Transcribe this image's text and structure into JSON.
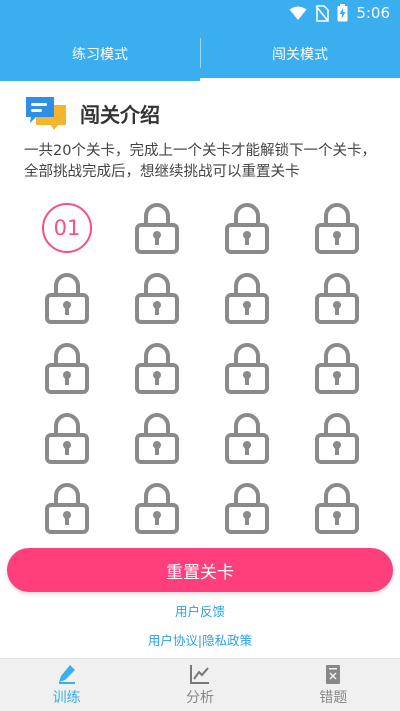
{
  "status_bar": {
    "time": "5:06"
  },
  "tabs": [
    {
      "label": "练习模式",
      "active": false
    },
    {
      "label": "闯关模式",
      "active": true
    }
  ],
  "intro": {
    "title": "闯关介绍",
    "description": "一共20个关卡，完成上一个关卡才能解锁下一个关卡，全部挑战完成后，想继续挑战可以重置关卡"
  },
  "levels": {
    "unlocked_label": "01",
    "total": 20,
    "locked_icon": "lock-icon"
  },
  "reset_button": {
    "label": "重置关卡"
  },
  "links": {
    "feedback": "用户反馈",
    "policy": "用户协议|隐私政策"
  },
  "bottom_nav": [
    {
      "label": "训练",
      "icon": "pencil-icon",
      "active": true
    },
    {
      "label": "分析",
      "icon": "chart-icon",
      "active": false
    },
    {
      "label": "错题",
      "icon": "document-icon",
      "active": false
    }
  ],
  "colors": {
    "primary": "#3baef0",
    "accent": "#ff3f7c",
    "lock": "#8a8a8a"
  }
}
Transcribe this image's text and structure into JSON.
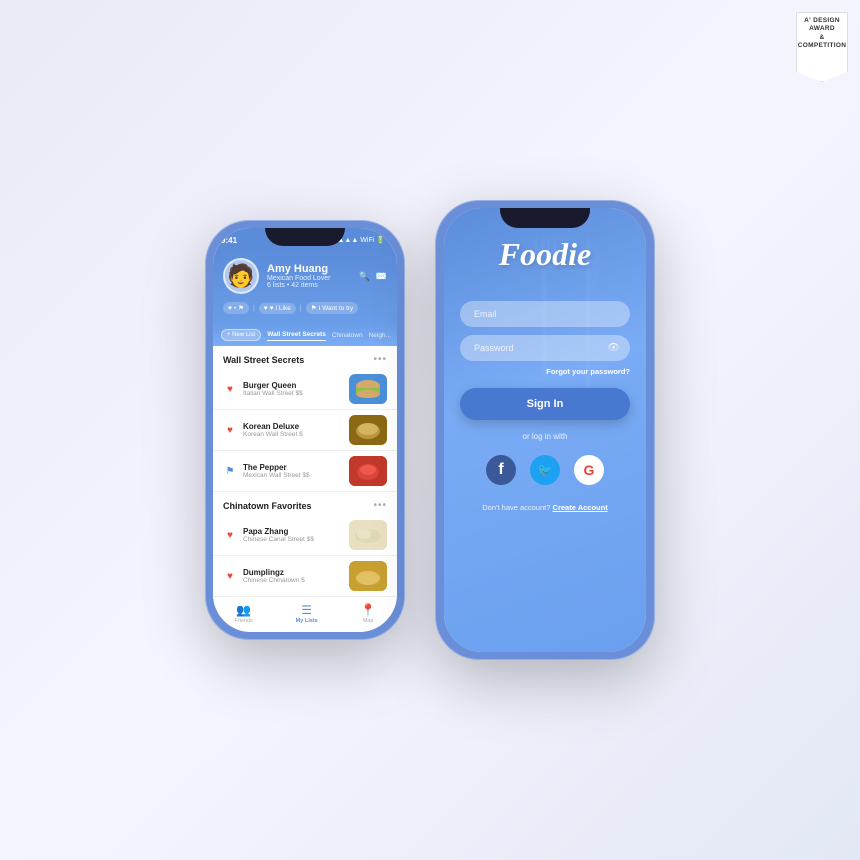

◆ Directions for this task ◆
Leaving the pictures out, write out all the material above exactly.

◆ Response to this task ◆
Transcribe this image's text and structure into JSON.
{
  "status_bar": {
    "time": "5:06"
  },
  "tabs": [
    {
      "label": "练习模式",
      "active": false
    },
    {
      "label": "闯关模式",
      "active": true
    }
  ],
  "intro": {
    "title": "闯关介绍",
    "description": "一共20个关卡，完成上一个关卡才能解锁下一个关卡，全部挑战完成后，想继续挑战可以重置关卡"
  },
  "levels": {
    "unlocked_label": "01",
    "total": 20,
    "locked_icon": "lock-icon"
  },
  "reset_button": {
    "label": "重置关卡"
  },
  "links": {
    "feedback": "用户反馈",
    "policy": "用户协议|隐私政策"
  },
  "bottom_nav": [
    {
      "label": "训练",
      "icon": "pencil-icon",
      "active": true
    },
    {
      "label": "分析",
      "icon": "chart-icon",
      "active": false
    },
    {
      "label": "错题",
      "icon": "document-icon",
      "active": false
    }
  ],
  "colors": {
    "primary": "#3baef0",
    "accent": "#ff3f7c",
    "lock": "#8a8a8a"
  }
}
Transcribe this image's text and structure into JSON.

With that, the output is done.